Like previous reviews have stated do not expect detailed views on the various nations led by the people mentioned, but do expect to enrich your own learning and perhaps get a point of view you had not expected.
Comment 7 people found this helpful. Was this review helpful to you? Yes No Sending feedback...
Thank you for your feedback.
Sorry, we failed to record your vote. Please try again
Report abuse
Format: Hardcover
A good gentle introduction to the enemies of Rome. An engaging read that I think would appeal to the general reader of history or classics.
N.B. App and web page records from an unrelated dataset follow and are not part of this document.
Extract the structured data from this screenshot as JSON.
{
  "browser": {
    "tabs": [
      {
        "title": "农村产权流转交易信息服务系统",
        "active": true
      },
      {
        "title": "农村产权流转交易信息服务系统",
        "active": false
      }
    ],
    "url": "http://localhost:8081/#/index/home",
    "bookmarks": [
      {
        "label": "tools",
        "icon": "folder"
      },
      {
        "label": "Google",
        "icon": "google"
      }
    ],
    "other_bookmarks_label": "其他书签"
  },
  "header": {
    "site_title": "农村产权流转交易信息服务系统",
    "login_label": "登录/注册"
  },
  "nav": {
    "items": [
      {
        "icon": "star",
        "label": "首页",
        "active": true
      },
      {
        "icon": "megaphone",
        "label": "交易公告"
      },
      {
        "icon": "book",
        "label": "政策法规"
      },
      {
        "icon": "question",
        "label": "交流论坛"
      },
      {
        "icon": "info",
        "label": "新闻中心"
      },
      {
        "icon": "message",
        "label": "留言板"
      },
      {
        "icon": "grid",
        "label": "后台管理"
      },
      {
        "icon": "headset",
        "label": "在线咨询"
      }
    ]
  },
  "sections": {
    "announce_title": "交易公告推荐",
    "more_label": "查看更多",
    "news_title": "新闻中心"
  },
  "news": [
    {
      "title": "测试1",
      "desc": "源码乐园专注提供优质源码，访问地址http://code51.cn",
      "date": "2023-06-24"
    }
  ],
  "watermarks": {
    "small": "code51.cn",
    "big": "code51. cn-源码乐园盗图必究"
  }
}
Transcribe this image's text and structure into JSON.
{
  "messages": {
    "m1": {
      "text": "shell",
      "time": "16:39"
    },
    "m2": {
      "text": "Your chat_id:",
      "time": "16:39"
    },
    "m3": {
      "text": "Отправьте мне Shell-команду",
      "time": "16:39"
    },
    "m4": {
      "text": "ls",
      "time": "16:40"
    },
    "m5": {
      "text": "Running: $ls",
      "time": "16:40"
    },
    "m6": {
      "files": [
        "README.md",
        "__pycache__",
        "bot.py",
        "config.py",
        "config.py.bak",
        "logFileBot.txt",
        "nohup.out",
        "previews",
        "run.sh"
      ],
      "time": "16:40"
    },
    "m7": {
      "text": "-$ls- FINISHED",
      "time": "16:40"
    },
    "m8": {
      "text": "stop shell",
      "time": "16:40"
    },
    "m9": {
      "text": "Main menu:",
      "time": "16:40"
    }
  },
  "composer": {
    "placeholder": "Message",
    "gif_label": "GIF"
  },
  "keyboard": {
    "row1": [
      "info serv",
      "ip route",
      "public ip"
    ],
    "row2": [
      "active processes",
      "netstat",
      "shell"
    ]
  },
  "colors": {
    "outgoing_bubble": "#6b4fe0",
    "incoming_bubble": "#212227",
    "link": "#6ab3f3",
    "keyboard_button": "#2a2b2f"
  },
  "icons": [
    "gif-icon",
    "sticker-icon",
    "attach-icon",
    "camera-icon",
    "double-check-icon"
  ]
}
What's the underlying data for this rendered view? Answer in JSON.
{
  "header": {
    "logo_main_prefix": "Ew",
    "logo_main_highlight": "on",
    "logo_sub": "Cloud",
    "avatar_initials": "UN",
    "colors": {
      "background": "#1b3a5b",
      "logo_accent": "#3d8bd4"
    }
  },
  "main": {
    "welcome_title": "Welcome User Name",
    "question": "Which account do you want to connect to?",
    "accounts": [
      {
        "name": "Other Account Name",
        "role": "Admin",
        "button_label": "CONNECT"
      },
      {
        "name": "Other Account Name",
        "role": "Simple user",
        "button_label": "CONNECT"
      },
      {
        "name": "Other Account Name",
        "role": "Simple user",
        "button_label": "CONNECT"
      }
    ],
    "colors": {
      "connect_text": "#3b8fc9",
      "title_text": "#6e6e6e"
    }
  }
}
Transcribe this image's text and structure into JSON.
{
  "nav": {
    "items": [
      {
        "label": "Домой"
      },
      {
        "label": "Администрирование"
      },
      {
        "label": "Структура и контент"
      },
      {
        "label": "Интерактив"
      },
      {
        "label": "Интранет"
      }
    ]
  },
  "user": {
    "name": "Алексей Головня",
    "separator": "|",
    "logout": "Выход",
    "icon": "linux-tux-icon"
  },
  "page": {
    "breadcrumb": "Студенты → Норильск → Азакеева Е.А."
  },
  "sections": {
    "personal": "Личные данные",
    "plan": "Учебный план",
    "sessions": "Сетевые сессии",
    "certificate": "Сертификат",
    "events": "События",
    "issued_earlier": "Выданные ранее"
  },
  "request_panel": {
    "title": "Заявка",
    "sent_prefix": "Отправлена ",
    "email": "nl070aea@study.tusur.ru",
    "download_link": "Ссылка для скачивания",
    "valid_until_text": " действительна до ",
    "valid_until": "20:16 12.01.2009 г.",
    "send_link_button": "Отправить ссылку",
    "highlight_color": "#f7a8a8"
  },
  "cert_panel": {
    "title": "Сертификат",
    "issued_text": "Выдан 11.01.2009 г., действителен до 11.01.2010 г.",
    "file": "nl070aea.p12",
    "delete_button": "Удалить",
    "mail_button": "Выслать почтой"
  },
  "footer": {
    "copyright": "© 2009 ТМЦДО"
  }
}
While not strictly academic - it does breathe life to a subject that can be a little dry and no doubt will inspire deeper reading.
Comment 8 people found this helpful. Was this review helpful to you? Yes No Sending feedback...
Thank you for your feedback.
Sorry, we failed to record your vote. Please try again
Report abuse
Format: Hardcover Verified Purchase
This book is a good starting point for exploration. Buy this book, read in brief about the most famous of the Roman enemies and conquests - and then if you like a particular area try to find a more specific book on the subject.

I've read many individual books over the years on the wars and enemies covered in this single book, and whenever I move on to a new subject of history I do the above each time to make sure i'm not missing anything interesting.

That said, this is a good foundation for the topic covered. If you read this cover to cover you will have a good overview of what made Rome great and how its military institutions were the glue of the state, and the pivotal aspect of all it achieved.

The authors style is very easy to read, it's not heavy going and if like me you tend to put a book down and not pick it up again for a few days; you'll find it easy to get back in to this as the layout is very concise and logical.

The only thing that stops me giving it a higher score is the fact some of the periods covered such as the Punic wars cant be given justice in the summary style, and I dont think it gives the reader enough scope of how epic these conflicts truly were.
Comment Was this review helpful to you? Yes No Sending feedback...
Thank you for your feedback.
Sorry, we failed to record your vote. Please try again
Report abuse


Feedback